ASSIGNMENT:
If a record contains a picture, leave the picture out and reproduce everything else exactly.

MATERIAL FOR THE TASK:
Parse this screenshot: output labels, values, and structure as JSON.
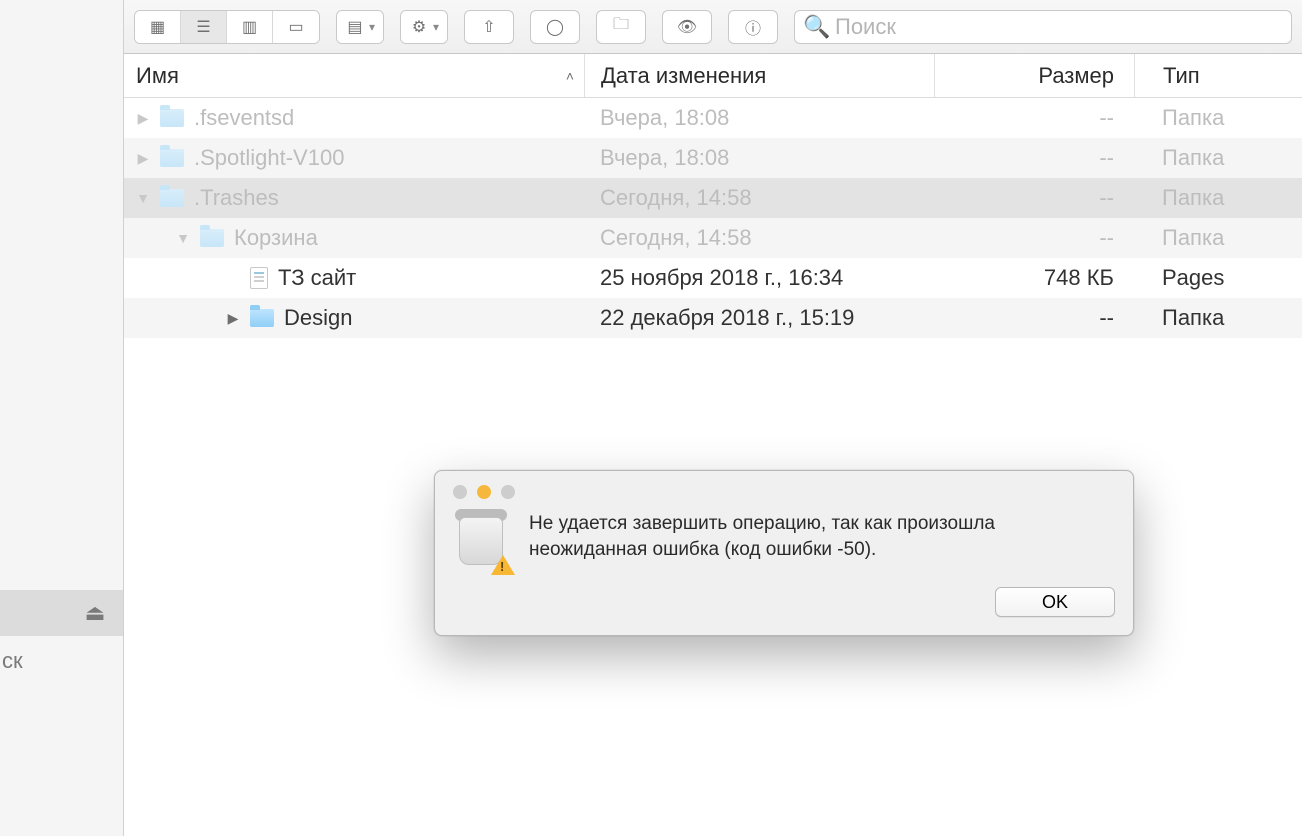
{
  "toolbar": {
    "search_placeholder": "Поиск"
  },
  "sidebar": {
    "disk_label": "ск"
  },
  "columns": {
    "name": "Имя",
    "date": "Дата изменения",
    "size": "Размер",
    "type": "Тип"
  },
  "rows": [
    {
      "indent": 0,
      "expanded": false,
      "hasChildren": true,
      "dimmed": true,
      "kind": "folder",
      "name": ".fseventsd",
      "date": "Вчера, 18:08",
      "size": "--",
      "type": "Папка"
    },
    {
      "indent": 0,
      "expanded": false,
      "hasChildren": true,
      "dimmed": true,
      "kind": "folder",
      "name": ".Spotlight-V100",
      "date": "Вчера, 18:08",
      "size": "--",
      "type": "Папка"
    },
    {
      "indent": 0,
      "expanded": true,
      "hasChildren": true,
      "dimmed": true,
      "kind": "folder",
      "name": ".Trashes",
      "date": "Сегодня, 14:58",
      "size": "--",
      "type": "Папка",
      "selected": true
    },
    {
      "indent": 1,
      "expanded": true,
      "hasChildren": true,
      "dimmed": true,
      "kind": "folder",
      "name": "Корзина",
      "date": "Сегодня, 14:58",
      "size": "--",
      "type": "Папка"
    },
    {
      "indent": 2,
      "expanded": false,
      "hasChildren": false,
      "dimmed": false,
      "kind": "file",
      "name": "ТЗ сайт",
      "date": "25 ноября 2018 г., 16:34",
      "size": "748 КБ",
      "type": "Pages"
    },
    {
      "indent": 2,
      "expanded": false,
      "hasChildren": true,
      "dimmed": false,
      "kind": "folder",
      "name": "Design",
      "date": "22 декабря 2018 г., 15:19",
      "size": "--",
      "type": "Папка"
    }
  ],
  "dialog": {
    "message": "Не удается завершить операцию, так как произошла неожиданная ошибка (код ошибки -50).",
    "ok_label": "OK"
  }
}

REPLY TO THE EXERCISE:
Parse this screenshot: output labels, values, and structure as JSON.
{
  "toolbar": {
    "search_placeholder": "Поиск"
  },
  "sidebar": {
    "disk_label": "ск"
  },
  "columns": {
    "name": "Имя",
    "date": "Дата изменения",
    "size": "Размер",
    "type": "Тип"
  },
  "rows": [
    {
      "indent": 0,
      "expanded": false,
      "hasChildren": true,
      "dimmed": true,
      "kind": "folder",
      "name": ".fseventsd",
      "date": "Вчера, 18:08",
      "size": "--",
      "type": "Папка"
    },
    {
      "indent": 0,
      "expanded": false,
      "hasChildren": true,
      "dimmed": true,
      "kind": "folder",
      "name": ".Spotlight-V100",
      "date": "Вчера, 18:08",
      "size": "--",
      "type": "Папка"
    },
    {
      "indent": 0,
      "expanded": true,
      "hasChildren": true,
      "dimmed": true,
      "kind": "folder",
      "name": ".Trashes",
      "date": "Сегодня, 14:58",
      "size": "--",
      "type": "Папка",
      "selected": true
    },
    {
      "indent": 1,
      "expanded": true,
      "hasChildren": true,
      "dimmed": true,
      "kind": "folder",
      "name": "Корзина",
      "date": "Сегодня, 14:58",
      "size": "--",
      "type": "Папка"
    },
    {
      "indent": 2,
      "expanded": false,
      "hasChildren": false,
      "dimmed": false,
      "kind": "file",
      "name": "ТЗ сайт",
      "date": "25 ноября 2018 г., 16:34",
      "size": "748 КБ",
      "type": "Pages"
    },
    {
      "indent": 2,
      "expanded": false,
      "hasChildren": true,
      "dimmed": false,
      "kind": "folder",
      "name": "Design",
      "date": "22 декабря 2018 г., 15:19",
      "size": "--",
      "type": "Папка"
    }
  ],
  "dialog": {
    "message": "Не удается завершить операцию, так как произошла неожиданная ошибка (код ошибки -50).",
    "ok_label": "OK"
  }
}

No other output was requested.